| Work to be completed |
Copy out the entries word for word, leaving images aside.

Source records
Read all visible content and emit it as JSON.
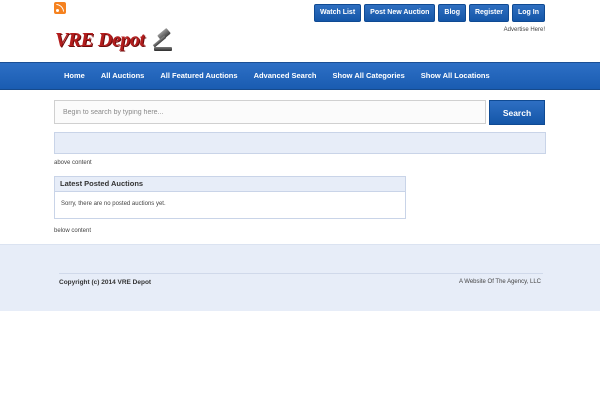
{
  "header": {
    "logo_text": "VRE Depot",
    "top_links": [
      "Watch List",
      "Post New Auction",
      "Blog",
      "Register",
      "Log In"
    ],
    "advertise": "Advertise Here!"
  },
  "nav": {
    "items": [
      "Home",
      "All Auctions",
      "All Featured Auctions",
      "Advanced Search",
      "Show All Categories",
      "Show All Locations"
    ]
  },
  "search": {
    "placeholder": "Begin to search by typing here...",
    "button_label": "Search"
  },
  "content": {
    "above_text": "above content",
    "panel_title": "Latest Posted Auctions",
    "panel_message": "Sorry, there are no posted auctions yet.",
    "below_text": "below content"
  },
  "footer": {
    "copyright": "Copyright (c) 2014 VRE Depot",
    "credit": "A Website Of The Agency, LLC"
  }
}
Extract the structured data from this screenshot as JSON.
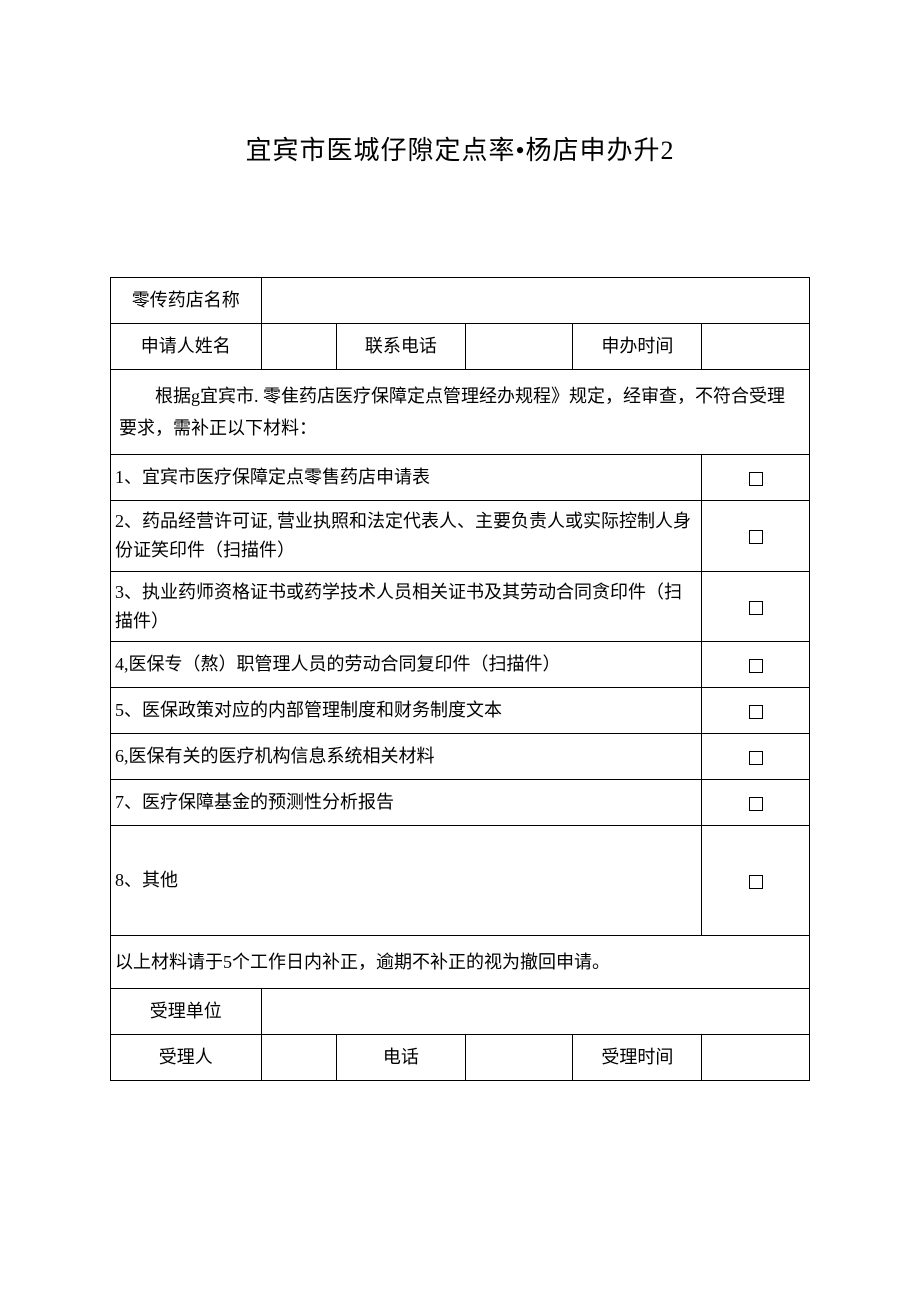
{
  "title": "宜宾市医城仔隙定点率•杨店申办升2",
  "row1": {
    "label": "零传药店名称"
  },
  "row2": {
    "applicantLabel": "申请人姓名",
    "phoneLabel": "联系电话",
    "timeLabel": "申办时间"
  },
  "intro": "根据g宜宾市. 零隹药店医疗保障定点管理经办规程》规定，经审查，不符合受理要求，需补正以下材料：",
  "items": {
    "i1": "1、宜宾市医疗保障定点零售药店申请表",
    "i2": "2、药品经营许可证, 营业执照和法定代表人、主要负责人或实际控制人身份证笑印件（扫描件）",
    "i3": "3、执业药师资格证书或药学技术人员相关证书及其劳动合同贪印件（扫描件）",
    "i4": "4,医保专（熬）职管理人员的劳动合同复印件（扫描件）",
    "i5": "5、医保政策对应的内部管理制度和财务制度文本",
    "i6": "6,医保有关的医疗机构信息系统相关材料",
    "i7": "7、医疗保障基金的预测性分析报告",
    "i8": "8、其他"
  },
  "footnote": "以上材料请于5个工作日内补正，逾期不补正的视为撤回申请。",
  "row3": {
    "label": "受理单位"
  },
  "row4": {
    "personLabel": "受理人",
    "phoneLabel": "电话",
    "timeLabel": "受理时间"
  }
}
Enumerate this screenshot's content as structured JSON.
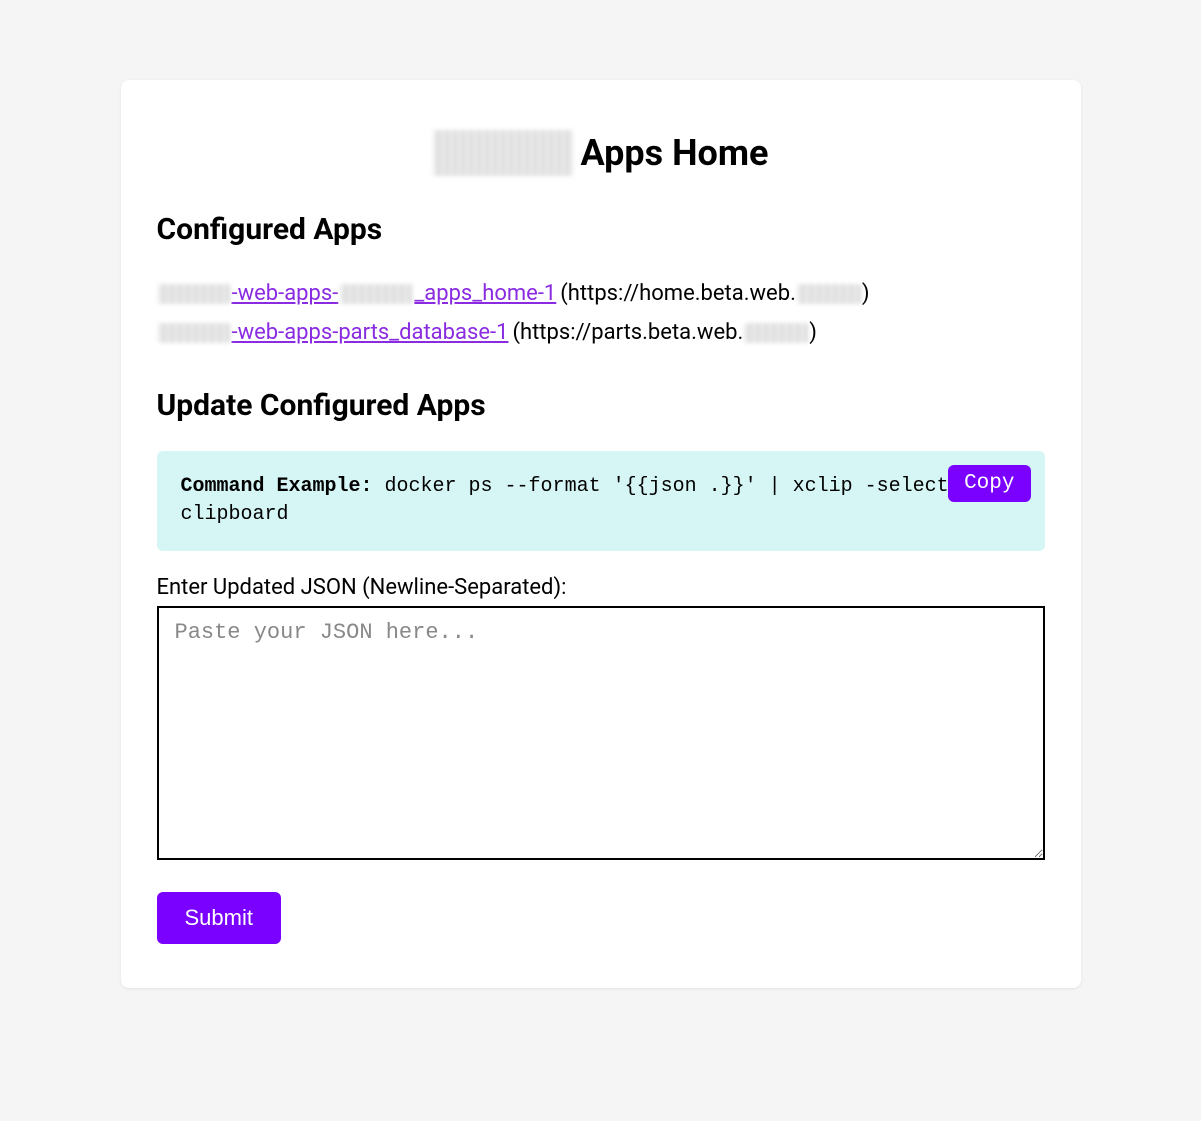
{
  "header": {
    "title_suffix": "Apps Home"
  },
  "sections": {
    "configured_heading": "Configured Apps",
    "update_heading": "Update Configured Apps"
  },
  "apps": [
    {
      "link_middle": "-web-apps-",
      "link_suffix": "_apps_home-1",
      "url_prefix": " (https://home.beta.web.",
      "url_suffix": ")"
    },
    {
      "link_middle": "-web-apps-parts_database-1",
      "link_suffix": "",
      "url_prefix": " (https://parts.beta.web.",
      "url_suffix": ")"
    }
  ],
  "command_box": {
    "label": "Command Example:",
    "command": " docker ps --format '{{json .}}' | xclip -selection clipboard",
    "copy_label": "Copy"
  },
  "form": {
    "textarea_label": "Enter Updated JSON (Newline-Separated):",
    "textarea_placeholder": "Paste your JSON here...",
    "submit_label": "Submit"
  }
}
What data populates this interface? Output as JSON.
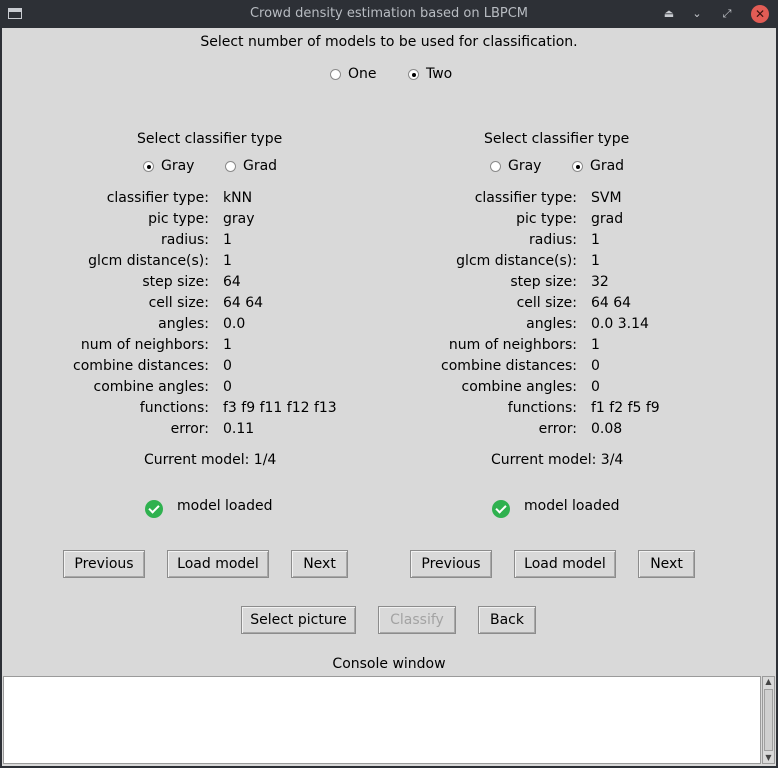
{
  "window": {
    "title": "Crowd density estimation based on LBPCM",
    "controls": [
      "⏏",
      "⌄",
      "⤢",
      "✕"
    ]
  },
  "prompt": "Select number of models to be used for classification.",
  "num_models": {
    "options": [
      "One",
      "Two"
    ],
    "selected": "Two"
  },
  "classifiers": [
    {
      "heading": "Select classifier type",
      "type_options": [
        "Gray",
        "Grad"
      ],
      "type_selected": "Gray",
      "fields": [
        {
          "label": "classifier type:",
          "value": "kNN"
        },
        {
          "label": "pic type:",
          "value": "gray"
        },
        {
          "label": "radius:",
          "value": "1"
        },
        {
          "label": "glcm distance(s):",
          "value": "1"
        },
        {
          "label": "step size:",
          "value": "64"
        },
        {
          "label": "cell size:",
          "value": "64 64"
        },
        {
          "label": "angles:",
          "value": "0.0"
        },
        {
          "label": "num of neighbors:",
          "value": "1"
        },
        {
          "label": "combine distances:",
          "value": "0"
        },
        {
          "label": "combine angles:",
          "value": "0"
        },
        {
          "label": "functions:",
          "value": "f3 f9 f11 f12 f13"
        },
        {
          "label": "error:",
          "value": "0.11"
        }
      ],
      "current_model": "Current model: 1/4",
      "status": "model loaded",
      "buttons": {
        "previous": "Previous",
        "load": "Load model",
        "next": "Next"
      }
    },
    {
      "heading": "Select classifier type",
      "type_options": [
        "Gray",
        "Grad"
      ],
      "type_selected": "Grad",
      "fields": [
        {
          "label": "classifier type:",
          "value": "SVM"
        },
        {
          "label": "pic type:",
          "value": "grad"
        },
        {
          "label": "radius:",
          "value": "1"
        },
        {
          "label": "glcm distance(s):",
          "value": "1"
        },
        {
          "label": "step size:",
          "value": "32"
        },
        {
          "label": "cell size:",
          "value": "64 64"
        },
        {
          "label": "angles:",
          "value": "0.0 3.14"
        },
        {
          "label": "num of neighbors:",
          "value": "1"
        },
        {
          "label": "combine distances:",
          "value": "0"
        },
        {
          "label": "combine angles:",
          "value": "0"
        },
        {
          "label": "functions:",
          "value": "f1 f2 f5 f9"
        },
        {
          "label": "error:",
          "value": "0.08"
        }
      ],
      "current_model": "Current model: 3/4",
      "status": "model loaded",
      "buttons": {
        "previous": "Previous",
        "load": "Load model",
        "next": "Next"
      }
    }
  ],
  "actions": {
    "select_picture": "Select picture",
    "classify": "Classify",
    "back": "Back"
  },
  "console": {
    "label": "Console window",
    "text": ""
  },
  "colors": {
    "titlebar": "#2d3036",
    "window_bg": "#d9d9d9",
    "close_button": "#e25c55",
    "status_ok": "#2fb14f",
    "disabled_text": "#a3a3a3"
  }
}
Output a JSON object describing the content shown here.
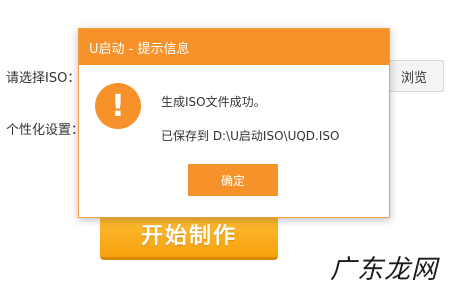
{
  "form": {
    "iso_label": "请选择ISO：",
    "personal_label": "个性化设置：",
    "browse_label": "浏览",
    "start_label": "开始制作"
  },
  "dialog": {
    "title": "U启动 - 提示信息",
    "icon": "exclamation-icon",
    "icon_glyph": "!",
    "message_1": "生成ISO文件成功。",
    "message_2": "已保存到 D:\\U启动ISO\\UQD.ISO",
    "ok_label": "确定"
  },
  "watermark": "广东龙网",
  "colors": {
    "accent": "#f7922a",
    "start_button": "#f7a10c"
  }
}
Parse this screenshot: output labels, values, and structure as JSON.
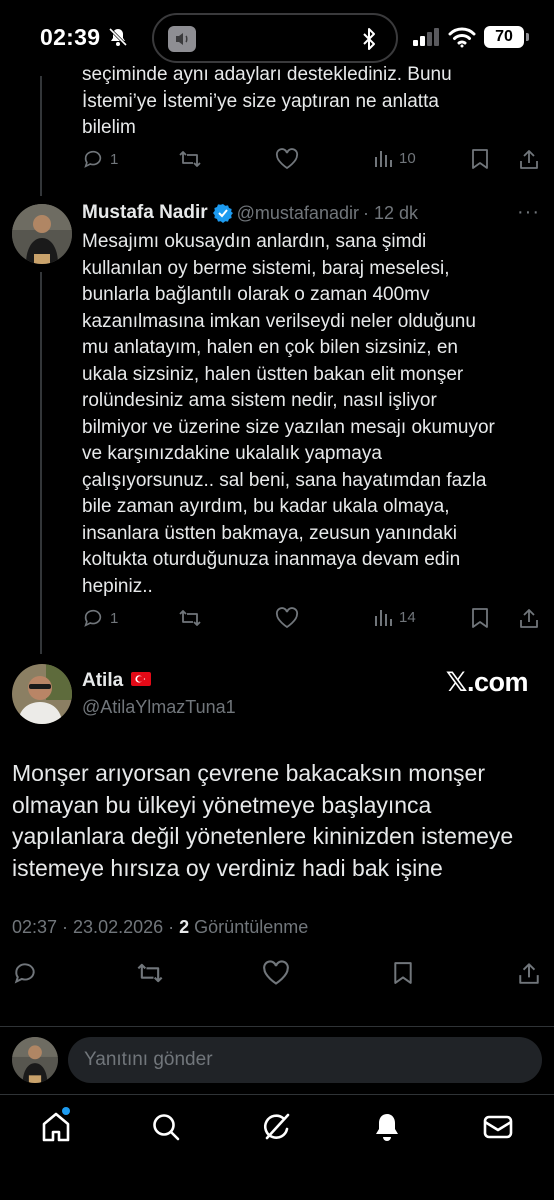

| Solution to the exercise |
Read all visible content and emit it as JSON.
{
  "header": {
    "logo_text": "VRE Depot",
    "top_links": [
      "Watch List",
      "Post New Auction",
      "Blog",
      "Register",
      "Log In"
    ],
    "advertise": "Advertise Here!"
  },
  "nav": {
    "items": [
      "Home",
      "All Auctions",
      "All Featured Auctions",
      "Advanced Search",
      "Show All Categories",
      "Show All Locations"
    ]
  },
  "search": {
    "placeholder": "Begin to search by typing here...",
    "button_label": "Search"
  },
  "content": {
    "above_text": "above content",
    "panel_title": "Latest Posted Auctions",
    "panel_message": "Sorry, there are no posted auctions yet.",
    "below_text": "below content"
  },
  "footer": {
    "copyright": "Copyright (c) 2014 VRE Depot",
    "credit": "A Website Of The Agency, LLC"
  }
}
Extract the structured data from this screenshot as JSON.
{
  "title": "宜宾市医城仔隙定点率•杨店申办升2",
  "row1": {
    "label": "零传药店名称"
  },
  "row2": {
    "applicantLabel": "申请人姓名",
    "phoneLabel": "联系电话",
    "timeLabel": "申办时间"
  },
  "intro": "根据g宜宾市. 零隹药店医疗保障定点管理经办规程》规定，经审查，不符合受理要求，需补正以下材料：",
  "items": {
    "i1": "1、宜宾市医疗保障定点零售药店申请表",
    "i2": "2、药品经营许可证, 营业执照和法定代表人、主要负责人或实际控制人身份证笑印件（扫描件）",
    "i3": "3、执业药师资格证书或药学技术人员相关证书及其劳动合同贪印件（扫描件）",
    "i4": "4,医保专（熬）职管理人员的劳动合同复印件（扫描件）",
    "i5": "5、医保政策对应的内部管理制度和财务制度文本",
    "i6": "6,医保有关的医疗机构信息系统相关材料",
    "i7": "7、医疗保障基金的预测性分析报告",
    "i8": "8、其他"
  },
  "footnote": "以上材料请于5个工作日内补正，逾期不补正的视为撤回申请。",
  "row3": {
    "label": "受理单位"
  },
  "row4": {
    "personLabel": "受理人",
    "phoneLabel": "电话",
    "timeLabel": "受理时间"
  }
}
Enumerate this screenshot's content as structured JSON.
{
  "header": {
    "title_suffix": "Apps Home"
  },
  "sections": {
    "configured_heading": "Configured Apps",
    "update_heading": "Update Configured Apps"
  },
  "apps": [
    {
      "link_middle": "-web-apps-",
      "link_suffix": "_apps_home-1",
      "url_prefix": " (https://home.beta.web.",
      "url_suffix": ")"
    },
    {
      "link_middle": "-web-apps-parts_database-1",
      "link_suffix": "",
      "url_prefix": " (https://parts.beta.web.",
      "url_suffix": ")"
    }
  ],
  "command_box": {
    "label": "Command Example:",
    "command": " docker ps --format '{{json .}}' | xclip -selection clipboard",
    "copy_label": "Copy"
  },
  "form": {
    "textarea_label": "Enter Updated JSON (Newline-Separated):",
    "textarea_placeholder": "Paste your JSON here...",
    "submit_label": "Submit"
  }
}
What data populates this interface? Output as JSON.
{
  "window": {
    "title": "Crowd density estimation based on LBPCM",
    "controls": [
      "⏏",
      "⌄",
      "⤢",
      "✕"
    ]
  },
  "prompt": "Select number of models to be used for classification.",
  "num_models": {
    "options": [
      "One",
      "Two"
    ],
    "selected": "Two"
  },
  "classifiers": [
    {
      "heading": "Select classifier type",
      "type_options": [
        "Gray",
        "Grad"
      ],
      "type_selected": "Gray",
      "fields": [
        {
          "label": "classifier type:",
          "value": "kNN"
        },
        {
          "label": "pic type:",
          "value": "gray"
        },
        {
          "label": "radius:",
          "value": "1"
        },
        {
          "label": "glcm distance(s):",
          "value": "1"
        },
        {
          "label": "step size:",
          "value": "64"
        },
        {
          "label": "cell size:",
          "value": "64 64"
        },
        {
          "label": "angles:",
          "value": "0.0"
        },
        {
          "label": "num of neighbors:",
          "value": "1"
        },
        {
          "label": "combine distances:",
          "value": "0"
        },
        {
          "label": "combine angles:",
          "value": "0"
        },
        {
          "label": "functions:",
          "value": "f3 f9 f11 f12 f13"
        },
        {
          "label": "error:",
          "value": "0.11"
        }
      ],
      "current_model": "Current model: 1/4",
      "status": "model loaded",
      "buttons": {
        "previous": "Previous",
        "load": "Load model",
        "next": "Next"
      }
    },
    {
      "heading": "Select classifier type",
      "type_options": [
        "Gray",
        "Grad"
      ],
      "type_selected": "Grad",
      "fields": [
        {
          "label": "classifier type:",
          "value": "SVM"
        },
        {
          "label": "pic type:",
          "value": "grad"
        },
        {
          "label": "radius:",
          "value": "1"
        },
        {
          "label": "glcm distance(s):",
          "value": "1"
        },
        {
          "label": "step size:",
          "value": "32"
        },
        {
          "label": "cell size:",
          "value": "64 64"
        },
        {
          "label": "angles:",
          "value": "0.0 3.14"
        },
        {
          "label": "num of neighbors:",
          "value": "1"
        },
        {
          "label": "combine distances:",
          "value": "0"
        },
        {
          "label": "combine angles:",
          "value": "0"
        },
        {
          "label": "functions:",
          "value": "f1 f2 f5 f9"
        },
        {
          "label": "error:",
          "value": "0.08"
        }
      ],
      "current_model": "Current model: 3/4",
      "status": "model loaded",
      "buttons": {
        "previous": "Previous",
        "load": "Load model",
        "next": "Next"
      }
    }
  ],
  "actions": {
    "select_picture": "Select picture",
    "classify": "Classify",
    "back": "Back"
  },
  "console": {
    "label": "Console window",
    "text": ""
  },
  "colors": {
    "titlebar": "#2d3036",
    "window_bg": "#d9d9d9",
    "close_button": "#e25c55",
    "status_ok": "#2fb14f",
    "disabled_text": "#a3a3a3"
  }
}
Output a JSON object describing the content shown here.
{
  "form": {
    "iso_label": "请选择ISO：",
    "personal_label": "个性化设置：",
    "browse_label": "浏览",
    "start_label": "开始制作"
  },
  "dialog": {
    "title": "U启动 - 提示信息",
    "icon": "exclamation-icon",
    "icon_glyph": "!",
    "message_1": "生成ISO文件成功。",
    "message_2": "已保存到 D:\\U启动ISO\\UQD.ISO",
    "ok_label": "确定"
  },
  "watermark": "广东龙网",
  "colors": {
    "accent": "#f7922a",
    "start_button": "#f7a10c"
  }
}
Parse this screenshot: output labels, values, and structure as JSON.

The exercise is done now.